Now, with “War Paint,” the world premiere musical at the Goodman Theatre about the rivalry between mid-20th century cosmetics moguls Helena Rubinstein and Elizabeth Arden, two terrific female roles have been added to the canon courtesy of the “Grey Gardens” team. And putting their indelible lipstick marks on these titans of face creams and other beauty potions are Patti LuPone and Christine Ebersole, a pair of Broadway divas uncannily suited to their characters: fierce rivals who turn out to be two faces of the same coin engaged in a “civil war” that raged from the 1930s through the early 1960s.

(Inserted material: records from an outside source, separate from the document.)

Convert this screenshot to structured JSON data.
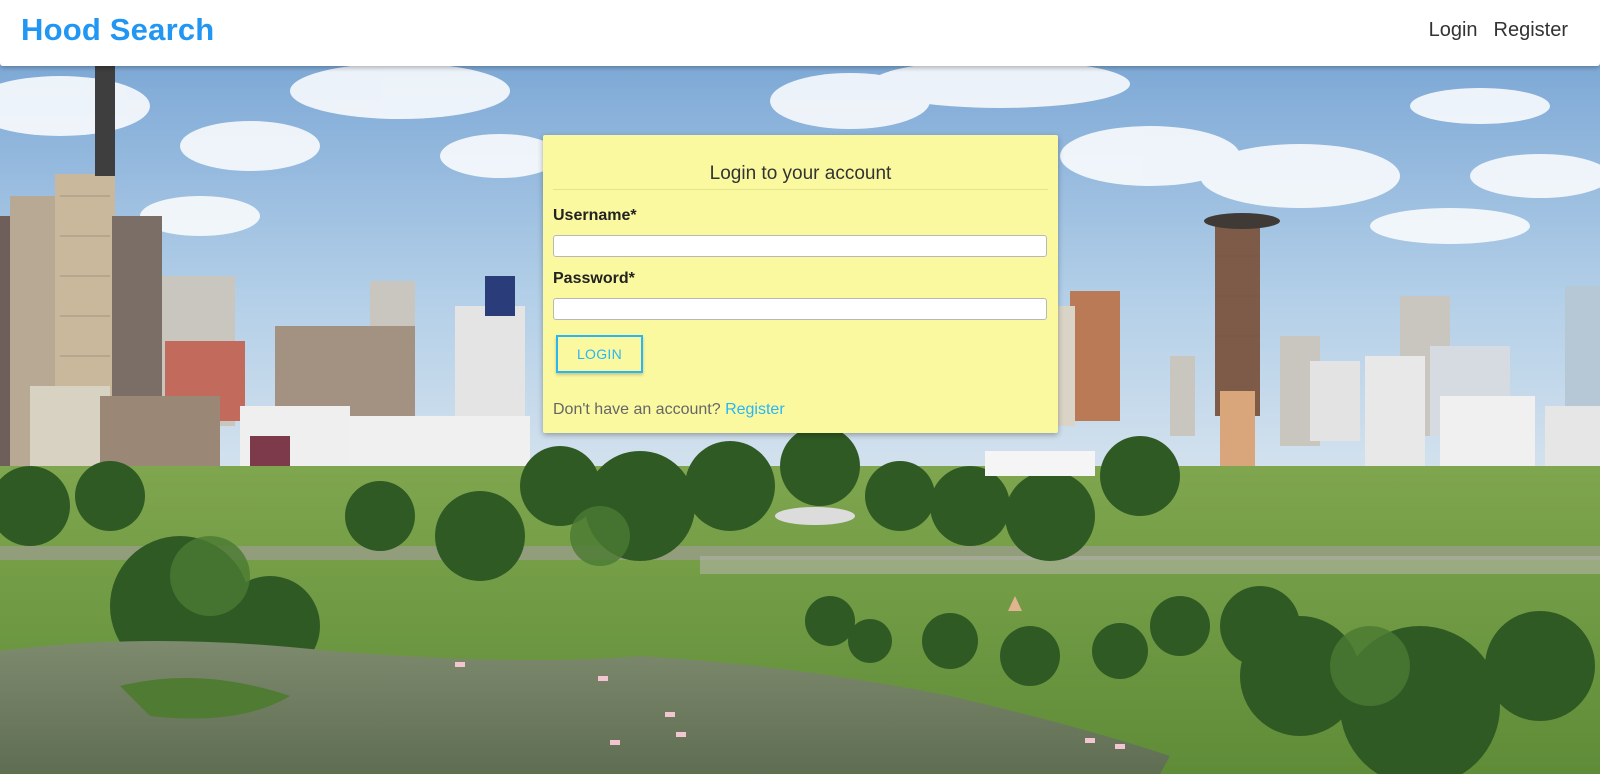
{
  "navbar": {
    "brand": "Hood Search",
    "links": [
      "Login",
      "Register"
    ],
    "brand_color": "#2196f3"
  },
  "login_card": {
    "title": "Login to your account",
    "username_label": "Username*",
    "username_value": "",
    "password_label": "Password*",
    "password_value": "",
    "submit_label": "LOGIN",
    "footer_text": "Don't have an account?",
    "footer_link": "Register",
    "background_color": "#faf9a0",
    "accent_color": "#29b6f6"
  },
  "background": {
    "scene": "city skyline with park and lake"
  }
}
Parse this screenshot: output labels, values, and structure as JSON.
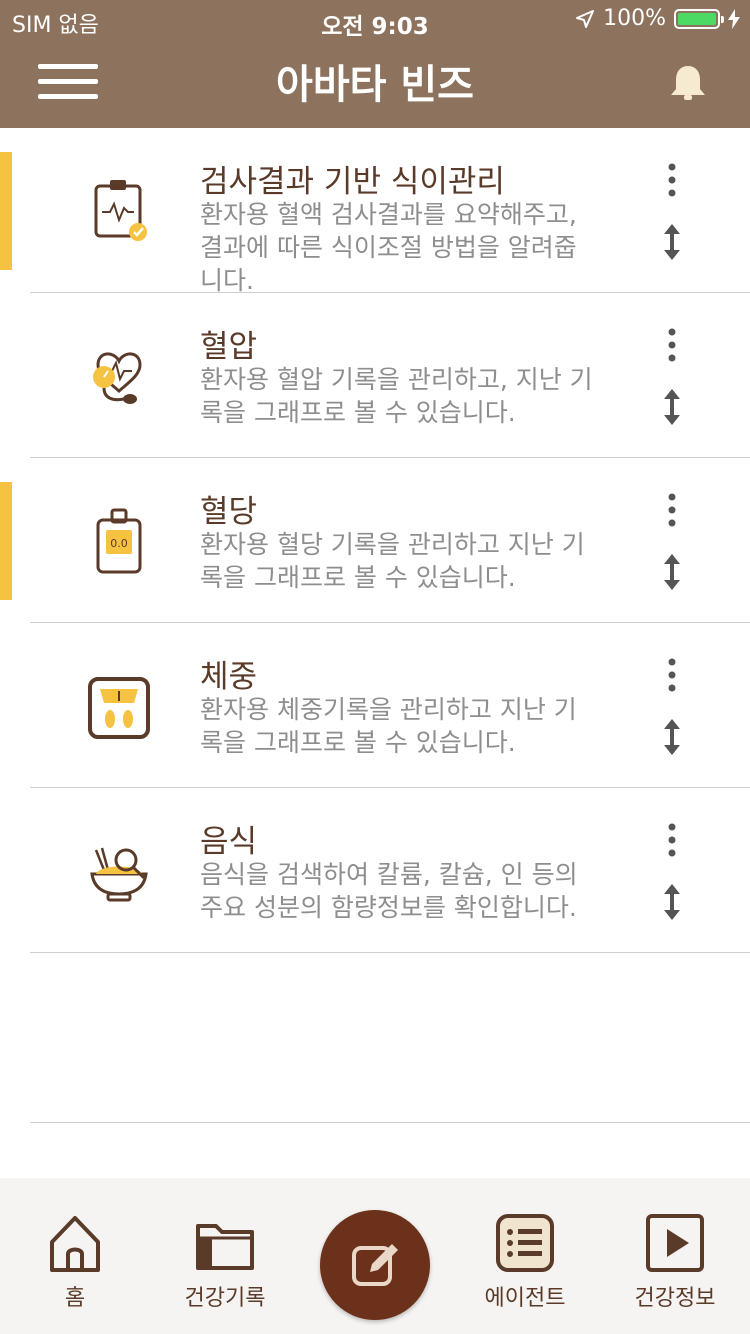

http://chicago.suntimes.com/entertainment/war-paint-a-musical-whose-beauty-is-far-more-than-skin-deep/

FIVE OF THE BEST… THEATRE SHOWS THIS WEEK (UK) ·

 

(Lyn Gardner’s article appeared in the Guardian, 7/22.)

Titanic | The Book Of Mormon | Bugsy Malone | The Flying Lovers Of Vitebsk | Young Chekhov: Platonov, Ivanov & The Seagull

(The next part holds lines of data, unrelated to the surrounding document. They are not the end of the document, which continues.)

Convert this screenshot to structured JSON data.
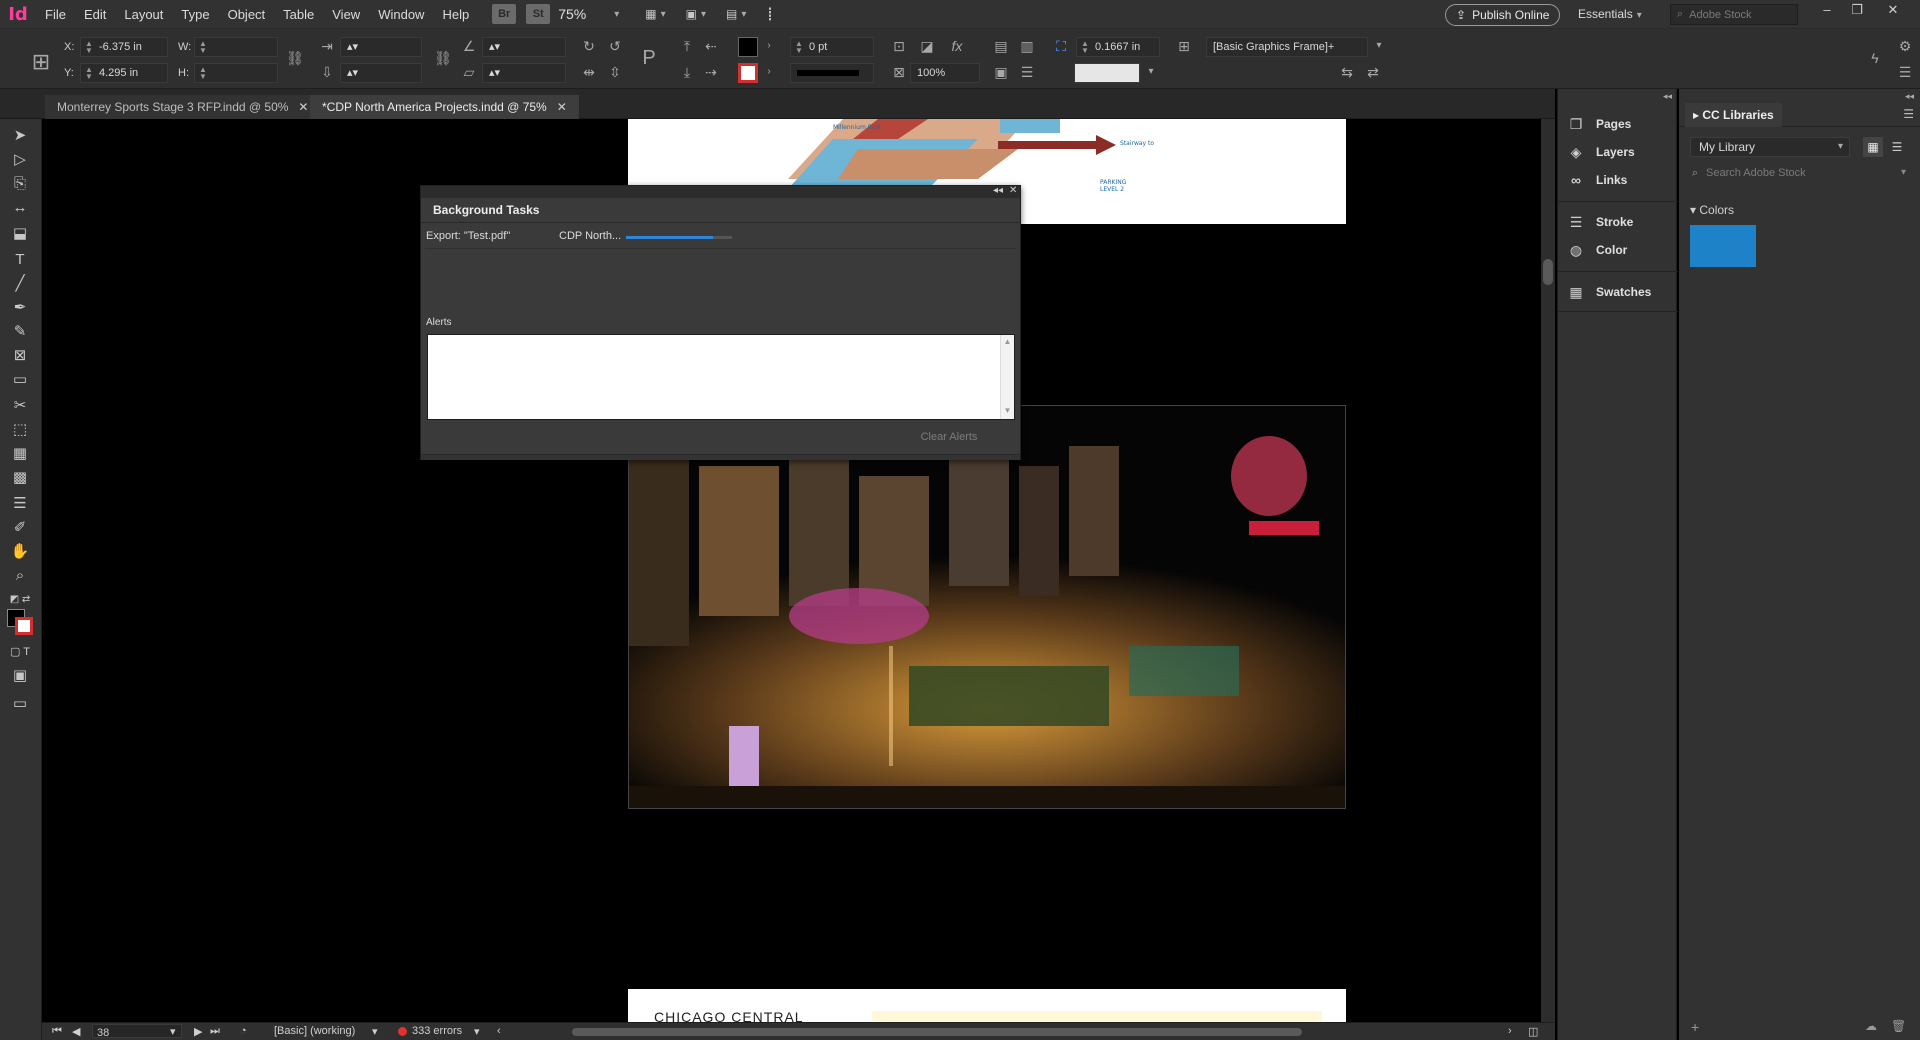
{
  "app": {
    "logo": "Id",
    "menus": [
      "File",
      "Edit",
      "Layout",
      "Type",
      "Object",
      "Table",
      "View",
      "Window",
      "Help"
    ],
    "bridge": "Br",
    "stock": "St",
    "zoom": "75%",
    "publish_label": "Publish Online",
    "workspace": "Essentials",
    "stock_search_placeholder": "Adobe Stock"
  },
  "control": {
    "x_label": "X:",
    "x_value": "-6.375 in",
    "y_label": "Y:",
    "y_value": "4.295 in",
    "w_label": "W:",
    "h_label": "H:",
    "stroke_weight": "0 pt",
    "scale_value": "100%",
    "offset_value": "0.1667 in",
    "object_style": "[Basic Graphics Frame]+"
  },
  "tabs": [
    {
      "label": "Monterrey Sports Stage 3 RFP.indd @ 50%",
      "active": false
    },
    {
      "label": "*CDP North America Projects.indd @ 75%",
      "active": true
    }
  ],
  "status": {
    "page": "38",
    "style": "[Basic] (working)",
    "errors": "333 errors",
    "error_color": "#e0322e"
  },
  "dock": [
    {
      "label": "Pages",
      "icon": "pages-icon"
    },
    {
      "label": "Layers",
      "icon": "layers-icon"
    },
    {
      "label": "Links",
      "icon": "links-icon"
    },
    {
      "label": "Stroke",
      "icon": "stroke-icon"
    },
    {
      "label": "Color",
      "icon": "color-icon"
    },
    {
      "label": "Swatches",
      "icon": "swatches-icon"
    }
  ],
  "cc": {
    "tab": "CC Libraries",
    "library": "My Library",
    "search_placeholder": "Search Adobe Stock",
    "colors_label": "Colors",
    "swatch_color": "#1e82c8"
  },
  "dialog": {
    "title": "Background Tasks",
    "task_name": "Export: \"Test.pdf\"",
    "task_doc": "CDP North...",
    "progress": 0.82,
    "progress_color": "#2f86d6",
    "alerts_label": "Alerts",
    "clear_label": "Clear Alerts"
  },
  "page_text": {
    "bottom_heading": "CHICAGO CENTRAL"
  }
}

Titanic

In recent years, most shows that have docked at the Charing Cross Theatre have sunk without trace. Now, however, it has a hit with Maury Yeston’s 1997 musical charting the hopes and dreams of the passengers on the Titanic. Thom Southerland’s production, first seen at Southwark Playhouse in 2013, is genuinely affecting without capsizing into the mawkish.

Charing Cross Theatre, WC2, to 13 Aug

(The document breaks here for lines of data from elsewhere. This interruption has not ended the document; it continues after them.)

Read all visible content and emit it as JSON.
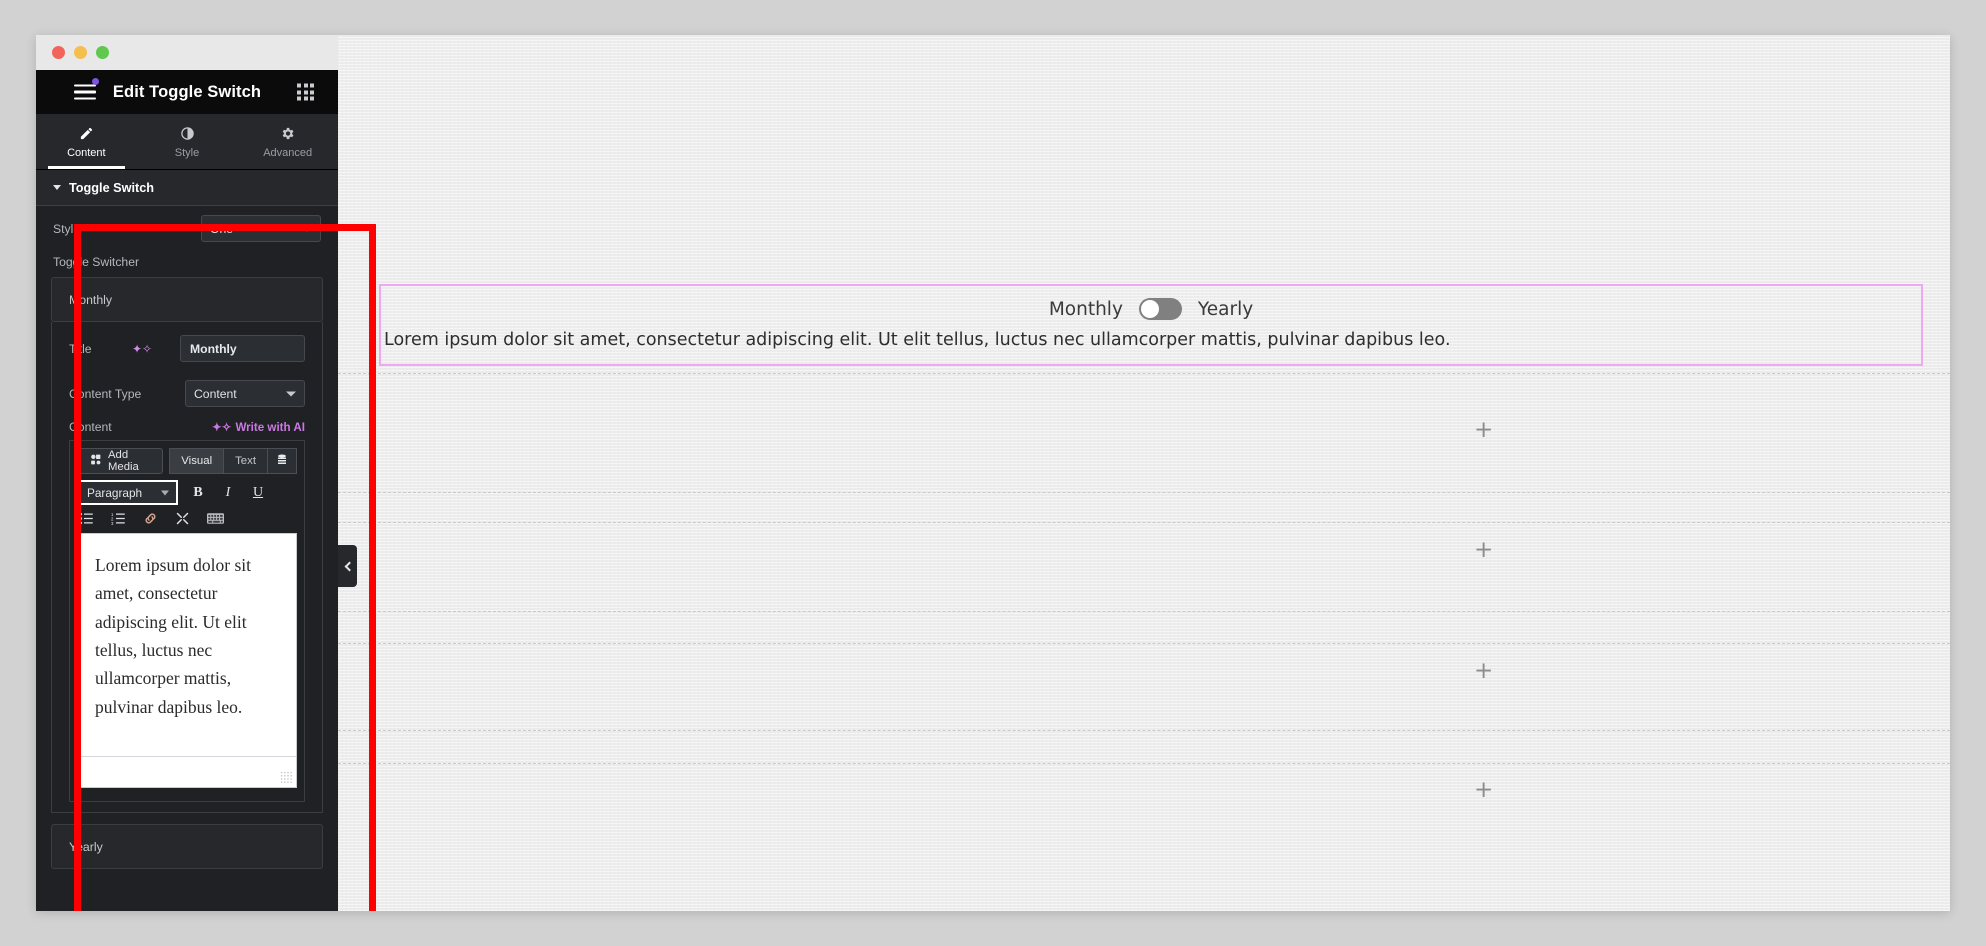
{
  "window": {
    "traffic_lights": [
      "close",
      "minimize",
      "maximize"
    ]
  },
  "panel": {
    "title": "Edit Toggle Switch",
    "menu_icon": "hamburger-icon",
    "grid_icon": "grid-icon",
    "tabs": [
      {
        "label": "Content",
        "icon": "pencil-icon",
        "active": true
      },
      {
        "label": "Style",
        "icon": "contrast-icon",
        "active": false
      },
      {
        "label": "Advanced",
        "icon": "gear-icon",
        "active": false
      }
    ],
    "section": {
      "title": "Toggle Switch",
      "controls": {
        "style_label": "Style",
        "style_value": "One",
        "toggle_switcher_label": "Toggle Switcher",
        "repeater_items": [
          {
            "label": "Monthly"
          },
          {
            "label": "Yearly"
          }
        ],
        "title_label": "Title",
        "title_value": "Monthly",
        "content_type_label": "Content Type",
        "content_type_value": "Content",
        "content_label": "Content",
        "write_with_ai": "Write with AI"
      },
      "editor": {
        "add_media": "Add Media",
        "tab_visual": "Visual",
        "tab_text": "Text",
        "tab_icon": "database-icon",
        "format_select": "Paragraph",
        "bold": "B",
        "italic": "I",
        "underline": "U",
        "buttons": [
          "bulleted-list-icon",
          "numbered-list-icon",
          "link-icon",
          "fullscreen-icon",
          "keyboard-icon"
        ],
        "body_text": "Lorem ipsum dolor sit amet, consectetur adipiscing elit. Ut elit tellus, luctus nec ullamcorper mattis, pulvinar dapibus leo."
      }
    }
  },
  "canvas": {
    "collapse_handle": "chevron-left-icon",
    "widget": {
      "left_label": "Monthly",
      "right_label": "Yearly",
      "switch_state": "off",
      "paragraph": "Lorem ipsum dolor sit amet, consectetur adipiscing elit. Ut elit tellus, luctus nec ullamcorper mattis, pulvinar dapibus leo."
    },
    "add_buttons": [
      "+",
      "+",
      "+",
      "+"
    ]
  },
  "colors": {
    "highlight_red": "#ff0000",
    "widget_outline_pink": "#f0a8f0",
    "ai_purple": "#c97ae0",
    "badge_purple": "#7f54e0"
  }
}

The Book Of Mormon

Even Mormons see the joke in this irreverent but essentially wholesome musical from the makers of South Park. A clever show about a group of Mormon missionaries in Africa, it’s full of enjoyable numbers that neatly pastiche Broadway musicals. It’s not ground-breaking and it is expensive, but this is an undeniably great night out.

Prince Of Wales Theatre, W1, to 15 Oct

https://www.theguardian.com/stage/2016/jul/22/five-best-plays-this-week

WEBBER/RICE: ‘JESUS CHRIST SUPERSTAR’ (SV PICK, UK) ·

 

(Lyn Gardner’s article appeared in the Guardian, 7/22.)

It might not qualify as a miracle, but with help from choreographer Drew McOnie, designer Tom Scutt and a first-rate cast, director Timothy Sheader is turning water into top quality wine with his revival of the Andrew Lloyd Webber and Tim Rice rock musical, originally released as a concept album.

For all its gorgeous, giddy, lyrical moments, this can’t always transcend its late-60s rock antecedents and sometimes seems a trifle dated, but Sheader successfully locates its heart in Scutt’s rusty, rough and ready design, with its cruciform walkway. He fearlessly negotiates some of the show’s camper excesses, and sometimes embraces them: Leonardo da Vinci’s Last Supper gets a witty look in, and it’s a masterstroke to have Judas’s hands stained with silver, like a glittery Lady Macbeth constantly confronted with the evidence of his guilt. Sheader’s production constantly pays reference to its origins as an arena show – Judas hangs himself using his microphone and cable.

https://www.theguardian.com/stage/2016/jul/22/jesus-christ-superstar-review-regents-park-london-rock-opera-musical